(Provided material Opens)

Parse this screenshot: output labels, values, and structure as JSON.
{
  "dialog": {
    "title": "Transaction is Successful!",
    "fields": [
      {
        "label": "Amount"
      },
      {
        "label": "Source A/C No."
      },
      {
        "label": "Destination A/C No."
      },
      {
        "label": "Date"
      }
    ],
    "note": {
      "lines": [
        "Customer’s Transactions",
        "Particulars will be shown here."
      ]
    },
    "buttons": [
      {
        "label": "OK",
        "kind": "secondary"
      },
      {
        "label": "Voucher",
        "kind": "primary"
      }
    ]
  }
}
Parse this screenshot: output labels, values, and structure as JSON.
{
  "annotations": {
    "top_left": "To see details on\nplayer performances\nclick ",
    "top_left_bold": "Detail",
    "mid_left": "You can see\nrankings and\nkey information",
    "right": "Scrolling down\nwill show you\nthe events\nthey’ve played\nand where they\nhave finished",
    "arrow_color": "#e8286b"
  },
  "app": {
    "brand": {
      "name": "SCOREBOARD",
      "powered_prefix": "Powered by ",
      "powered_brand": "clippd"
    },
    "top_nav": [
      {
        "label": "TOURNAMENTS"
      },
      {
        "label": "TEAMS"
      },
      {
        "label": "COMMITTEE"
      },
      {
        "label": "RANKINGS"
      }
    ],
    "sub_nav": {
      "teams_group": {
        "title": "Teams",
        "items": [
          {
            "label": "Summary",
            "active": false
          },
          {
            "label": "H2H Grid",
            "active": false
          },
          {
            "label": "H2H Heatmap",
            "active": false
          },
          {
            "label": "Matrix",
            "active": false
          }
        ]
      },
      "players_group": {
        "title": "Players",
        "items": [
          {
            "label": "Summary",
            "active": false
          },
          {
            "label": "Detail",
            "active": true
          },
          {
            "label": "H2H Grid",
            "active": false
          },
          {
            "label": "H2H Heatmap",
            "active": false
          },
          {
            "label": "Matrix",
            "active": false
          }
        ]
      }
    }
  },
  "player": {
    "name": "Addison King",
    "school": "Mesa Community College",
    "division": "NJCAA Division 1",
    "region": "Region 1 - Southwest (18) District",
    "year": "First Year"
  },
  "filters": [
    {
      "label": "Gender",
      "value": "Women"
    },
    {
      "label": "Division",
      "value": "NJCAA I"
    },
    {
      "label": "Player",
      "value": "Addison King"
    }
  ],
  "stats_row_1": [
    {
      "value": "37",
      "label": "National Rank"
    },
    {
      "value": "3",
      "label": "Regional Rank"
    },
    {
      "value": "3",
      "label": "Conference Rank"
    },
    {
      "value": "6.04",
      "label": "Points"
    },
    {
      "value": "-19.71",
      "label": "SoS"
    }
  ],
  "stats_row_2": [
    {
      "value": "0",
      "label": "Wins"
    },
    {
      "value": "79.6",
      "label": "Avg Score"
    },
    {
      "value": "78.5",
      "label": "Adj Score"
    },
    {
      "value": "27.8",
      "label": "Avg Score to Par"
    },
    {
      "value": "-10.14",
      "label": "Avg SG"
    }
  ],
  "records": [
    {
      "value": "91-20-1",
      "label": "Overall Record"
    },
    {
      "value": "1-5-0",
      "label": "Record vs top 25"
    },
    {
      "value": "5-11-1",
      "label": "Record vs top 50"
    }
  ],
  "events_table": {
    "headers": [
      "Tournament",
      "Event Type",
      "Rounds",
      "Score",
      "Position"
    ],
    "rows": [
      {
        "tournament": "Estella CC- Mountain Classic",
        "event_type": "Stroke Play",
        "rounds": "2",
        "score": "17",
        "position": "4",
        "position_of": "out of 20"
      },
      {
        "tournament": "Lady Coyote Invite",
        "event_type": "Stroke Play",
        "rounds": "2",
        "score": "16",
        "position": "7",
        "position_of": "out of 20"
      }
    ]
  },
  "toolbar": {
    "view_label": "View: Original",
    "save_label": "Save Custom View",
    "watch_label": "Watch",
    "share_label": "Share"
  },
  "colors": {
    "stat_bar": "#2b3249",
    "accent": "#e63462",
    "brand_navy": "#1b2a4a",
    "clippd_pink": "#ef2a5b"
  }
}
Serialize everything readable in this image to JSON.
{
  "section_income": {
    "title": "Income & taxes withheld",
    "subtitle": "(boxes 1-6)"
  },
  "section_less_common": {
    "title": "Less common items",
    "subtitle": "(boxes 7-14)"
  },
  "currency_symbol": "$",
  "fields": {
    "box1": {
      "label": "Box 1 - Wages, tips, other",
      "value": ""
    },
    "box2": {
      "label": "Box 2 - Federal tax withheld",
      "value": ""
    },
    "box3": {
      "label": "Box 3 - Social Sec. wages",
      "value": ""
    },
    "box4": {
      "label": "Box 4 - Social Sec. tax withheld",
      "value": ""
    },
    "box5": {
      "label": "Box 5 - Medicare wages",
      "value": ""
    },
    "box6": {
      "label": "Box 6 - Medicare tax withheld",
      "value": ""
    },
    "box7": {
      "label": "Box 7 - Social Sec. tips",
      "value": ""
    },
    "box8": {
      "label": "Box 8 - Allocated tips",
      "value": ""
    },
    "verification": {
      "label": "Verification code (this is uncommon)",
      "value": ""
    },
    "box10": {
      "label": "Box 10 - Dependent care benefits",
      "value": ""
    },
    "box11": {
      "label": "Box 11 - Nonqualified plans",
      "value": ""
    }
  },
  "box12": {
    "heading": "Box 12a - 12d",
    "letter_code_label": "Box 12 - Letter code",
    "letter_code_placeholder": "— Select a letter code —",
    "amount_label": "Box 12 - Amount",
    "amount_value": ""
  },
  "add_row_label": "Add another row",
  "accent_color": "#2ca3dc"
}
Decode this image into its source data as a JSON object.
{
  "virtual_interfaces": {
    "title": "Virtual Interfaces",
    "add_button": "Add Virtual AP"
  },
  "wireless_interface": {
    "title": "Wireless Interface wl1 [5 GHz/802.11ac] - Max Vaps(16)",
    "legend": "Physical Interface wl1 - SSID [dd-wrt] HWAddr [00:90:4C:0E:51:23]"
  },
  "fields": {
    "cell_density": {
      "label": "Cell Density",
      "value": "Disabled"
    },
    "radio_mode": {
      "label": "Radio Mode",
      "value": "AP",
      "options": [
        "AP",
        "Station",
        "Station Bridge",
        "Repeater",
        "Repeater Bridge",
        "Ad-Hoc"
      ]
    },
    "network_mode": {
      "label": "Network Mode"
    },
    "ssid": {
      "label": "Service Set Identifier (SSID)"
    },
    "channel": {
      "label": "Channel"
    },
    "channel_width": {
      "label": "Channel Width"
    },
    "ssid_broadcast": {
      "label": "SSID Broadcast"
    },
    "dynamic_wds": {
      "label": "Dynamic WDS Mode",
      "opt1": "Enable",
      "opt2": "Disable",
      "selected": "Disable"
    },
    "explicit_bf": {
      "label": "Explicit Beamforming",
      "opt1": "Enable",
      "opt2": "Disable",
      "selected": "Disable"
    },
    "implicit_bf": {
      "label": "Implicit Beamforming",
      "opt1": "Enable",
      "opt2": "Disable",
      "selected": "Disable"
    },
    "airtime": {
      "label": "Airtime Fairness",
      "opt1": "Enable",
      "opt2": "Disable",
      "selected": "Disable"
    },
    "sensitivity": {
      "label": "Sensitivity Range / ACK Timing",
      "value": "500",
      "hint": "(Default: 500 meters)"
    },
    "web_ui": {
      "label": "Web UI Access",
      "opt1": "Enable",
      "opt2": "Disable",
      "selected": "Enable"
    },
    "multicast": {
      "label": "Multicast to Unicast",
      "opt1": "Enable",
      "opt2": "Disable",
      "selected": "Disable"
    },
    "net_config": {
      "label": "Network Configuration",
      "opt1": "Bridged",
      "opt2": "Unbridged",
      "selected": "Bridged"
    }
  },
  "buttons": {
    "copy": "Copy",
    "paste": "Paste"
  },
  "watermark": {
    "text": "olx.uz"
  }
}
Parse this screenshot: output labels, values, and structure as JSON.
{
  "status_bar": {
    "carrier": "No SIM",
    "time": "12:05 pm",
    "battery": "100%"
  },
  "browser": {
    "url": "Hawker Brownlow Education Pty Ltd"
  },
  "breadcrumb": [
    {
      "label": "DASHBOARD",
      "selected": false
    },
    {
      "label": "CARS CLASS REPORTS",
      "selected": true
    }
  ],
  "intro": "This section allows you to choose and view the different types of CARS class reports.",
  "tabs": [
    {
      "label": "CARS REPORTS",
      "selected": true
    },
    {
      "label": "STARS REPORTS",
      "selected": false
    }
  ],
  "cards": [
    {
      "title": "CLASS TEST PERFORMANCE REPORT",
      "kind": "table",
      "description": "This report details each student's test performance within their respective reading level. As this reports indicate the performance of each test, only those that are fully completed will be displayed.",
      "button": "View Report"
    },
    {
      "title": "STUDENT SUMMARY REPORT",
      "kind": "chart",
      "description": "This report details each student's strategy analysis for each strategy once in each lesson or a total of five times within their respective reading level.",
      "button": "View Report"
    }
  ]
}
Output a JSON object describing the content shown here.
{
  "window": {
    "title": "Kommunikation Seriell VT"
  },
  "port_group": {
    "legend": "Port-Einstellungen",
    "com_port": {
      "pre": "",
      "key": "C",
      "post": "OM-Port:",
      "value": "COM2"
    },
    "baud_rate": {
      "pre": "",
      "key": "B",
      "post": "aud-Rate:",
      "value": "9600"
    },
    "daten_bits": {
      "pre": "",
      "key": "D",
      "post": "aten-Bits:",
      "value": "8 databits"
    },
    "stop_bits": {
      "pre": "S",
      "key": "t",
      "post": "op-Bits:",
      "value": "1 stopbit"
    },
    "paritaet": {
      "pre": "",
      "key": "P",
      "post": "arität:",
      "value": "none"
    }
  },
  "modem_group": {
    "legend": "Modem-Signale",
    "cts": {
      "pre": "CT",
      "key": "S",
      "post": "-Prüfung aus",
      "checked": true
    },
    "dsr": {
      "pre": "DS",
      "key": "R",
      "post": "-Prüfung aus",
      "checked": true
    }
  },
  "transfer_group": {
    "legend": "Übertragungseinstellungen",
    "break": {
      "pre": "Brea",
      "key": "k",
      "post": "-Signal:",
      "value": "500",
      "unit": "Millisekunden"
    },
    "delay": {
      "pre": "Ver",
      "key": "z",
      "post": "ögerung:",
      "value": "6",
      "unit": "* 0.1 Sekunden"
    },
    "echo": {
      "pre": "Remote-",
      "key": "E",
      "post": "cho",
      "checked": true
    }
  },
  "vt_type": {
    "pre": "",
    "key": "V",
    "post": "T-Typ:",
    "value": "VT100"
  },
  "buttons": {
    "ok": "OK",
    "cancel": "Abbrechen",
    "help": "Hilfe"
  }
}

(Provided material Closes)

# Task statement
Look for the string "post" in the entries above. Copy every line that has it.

# Task solution
      "post": "OM-Port:",
      "post": "aud-Rate:",
      "post": "aten-Bits:",
      "post": "op-Bits:",
      "post": "arität:",
      "post": "-Prüfung aus",
      "post": "-Prüfung aus",
      "post": "-Signal:",
      "post": "ögerung:",
      "post": "cho",
    "post": "T-Typ:",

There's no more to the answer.